Beginning his set with an extended jam on 'Twinkle, Twinkle Little Star', Lonnie Holley showcases the childlike, awestruck sensibility running though his work, which he juxtaposes with a soulful world-weariness and a stream-of-consciousness preaching over glitching, inelegant VSTs sounding like an underwater gamelan orchestra and the babbling of agitated water, his fingers fluttering exploratively over his keyboard. Between songs, general life advice to the audience turns into free-associated a cappella turns back into music, by turns funny, heart-warming and thought-provoking.
Basinski’s laptop-based set is so monolithically space-occupying that all of the other sounds in the room can’t help but be press-ganged into the drone.
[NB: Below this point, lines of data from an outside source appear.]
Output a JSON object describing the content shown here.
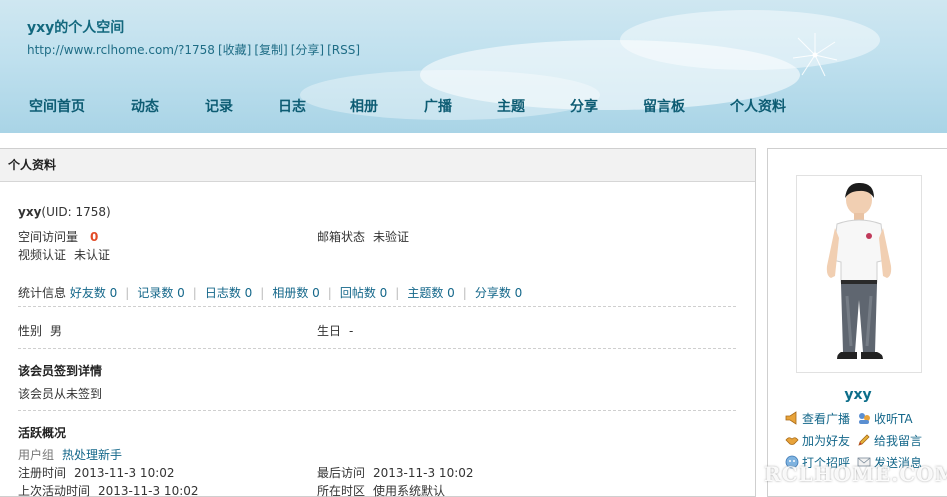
{
  "header": {
    "title": "yxy的个人空间",
    "url": "http://www.rclhome.com/?1758",
    "url_links": [
      "[收藏]",
      "[复制]",
      "[分享]",
      "[RSS]"
    ]
  },
  "nav": [
    "空间首页",
    "动态",
    "记录",
    "日志",
    "相册",
    "广播",
    "主题",
    "分享",
    "留言板",
    "个人资料"
  ],
  "main": {
    "panel_title": "个人资料",
    "user_line": "yxy",
    "uid": "(UID: 1758)",
    "visits_label": "空间访问量",
    "visits_value": "0",
    "email_label": "邮箱状态",
    "email_value": "未验证",
    "video_label": "视频认证",
    "video_value": "未认证",
    "stats_label": "统计信息",
    "stats": [
      "好友数 0",
      "记录数 0",
      "日志数 0",
      "相册数 0",
      "回帖数 0",
      "主题数 0",
      "分享数 0"
    ],
    "gender_label": "性别",
    "gender_value": "男",
    "birthday_label": "生日",
    "birthday_value": "-",
    "signin_title": "该会员签到详情",
    "signin_text": "该会员从未签到",
    "activity_title": "活跃概况",
    "usergroup_label": "用户组",
    "usergroup_value": "热处理新手",
    "reg_label": "注册时间",
    "reg_value": "2013-11-3 10:02",
    "last_visit_label": "最后访问",
    "last_visit_value": "2013-11-3 10:02",
    "last_active_label": "上次活动时间",
    "last_active_value": "2013-11-3 10:02",
    "timezone_label": "所在时区",
    "timezone_value": "使用系统默认"
  },
  "sidebar": {
    "username": "yxy",
    "actions": [
      "查看广播",
      "收听TA",
      "加为好友",
      "给我留言",
      "打个招呼",
      "发送消息"
    ]
  },
  "watermark": "RCLHOME.COM"
}
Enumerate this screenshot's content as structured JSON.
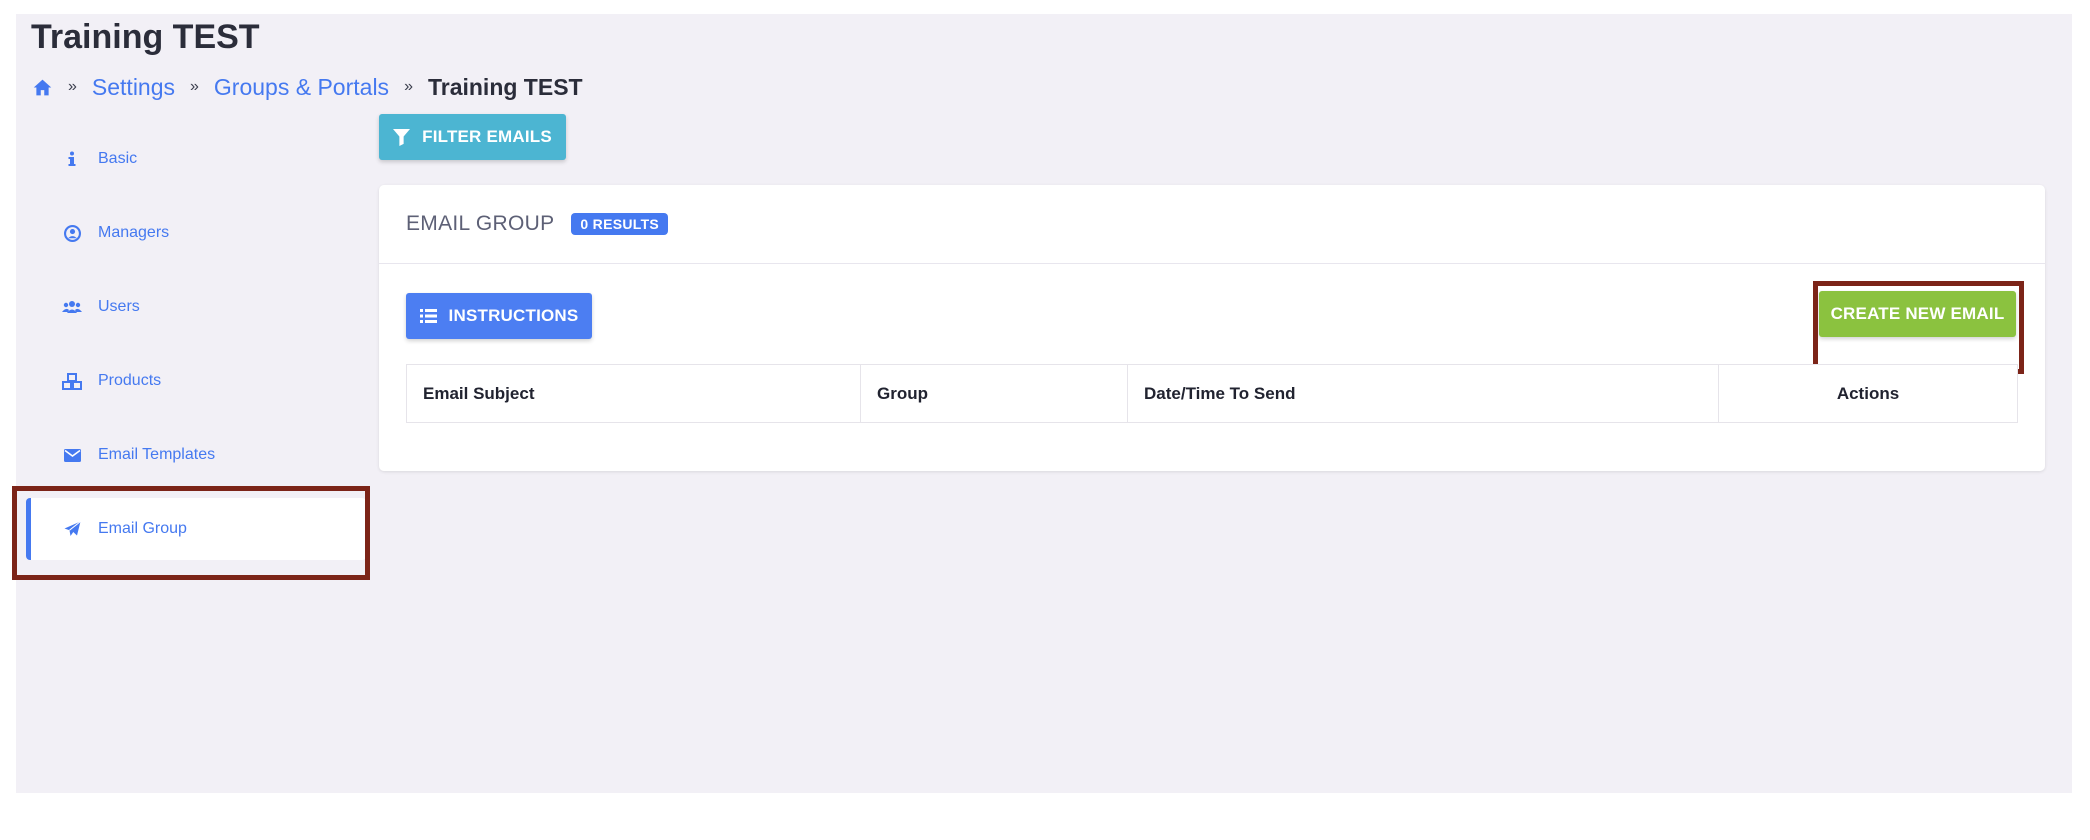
{
  "page": {
    "title": "Training TEST"
  },
  "breadcrumb": {
    "home_icon": "home-icon",
    "separator": "»",
    "items": [
      {
        "label": "Settings"
      },
      {
        "label": "Groups & Portals"
      },
      {
        "label": "Training TEST"
      }
    ]
  },
  "sidebar": {
    "items": [
      {
        "label": "Basic",
        "icon": "info-icon"
      },
      {
        "label": "Managers",
        "icon": "user-circle-icon"
      },
      {
        "label": "Users",
        "icon": "users-icon"
      },
      {
        "label": "Products",
        "icon": "cubes-icon"
      },
      {
        "label": "Email Templates",
        "icon": "envelope-icon"
      },
      {
        "label": "Email Group",
        "icon": "paper-plane-icon",
        "active": true
      }
    ]
  },
  "toolbar": {
    "filter_label": "FILTER EMAILS"
  },
  "card": {
    "title": "EMAIL GROUP",
    "results_badge": "0 RESULTS",
    "instructions_label": "INSTRUCTIONS",
    "create_label": "CREATE NEW EMAIL"
  },
  "table": {
    "columns": [
      "Email Subject",
      "Group",
      "Date/Time To Send",
      "Actions"
    ],
    "rows": []
  },
  "colors": {
    "accent": "#4579f0",
    "filter_button": "#4cb5d2",
    "create_button": "#8bc23f",
    "highlight_box": "#7c2418",
    "background": "#f2f0f6"
  }
}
From the clanking of change at the bar to the angry barks of security getting people to stop lying in their way, even the room's brittle-toned air con seems complicit. The piece’s eerie, degraded piano figures thrum as such things are wont to, creating an almost floatation tank-like atmosphere.
Pere Ubu’s cantankerous, magnetic front man David Thomas spends their whole set seated, but holds the audience rapt nonetheless. Their marvellously creepy set reaches its apex in 'Vacuum In My Head', boasting a momentously clanking, sawing free music section swathed in Theremin, while a raucous run through 'The Modern Dance' sets the front a-pogoing.
Dan Deacon routinely delivers live experiences that make you question the point in other bands even turning up. Yes, he achieves this with audience participation, and yes, this is essentially a gimmick, but when you're amongst a crowd who've had their inhibitions so expertly broken down, you'd be an idiot to pretend that you're somehow above it. Thankfully a Sunday evening ATP crowd is free of the standoffish naysayers that can sometimes be found blighting Deacon's London shows. It's this sense of open-minded communality that will be most missed when these holiday camp weekends come to an end in December.
Of course, this would only be so much bullshit if the music didn't live up to it, but it does so easily. Two amazing drummers (including Jeremy Hyman from the sadly defunct, similarly joyful Ponytail) frantically bashing out clattering tribal rhythms; surging synths and interlocking Glassical arpeggios, perfectly executed ecstatic peaks and tense troughs and explosions of noise and joy, all complimented by perfectly synched lighting, acting like as an instrument in itself.
In contrast with a lot of “heritage” acts on the bill, he could play a set entirely of brand new music and, so long as it was so dramatically euphoric, everyone would have just as much fun. Frankly, this shit’s important.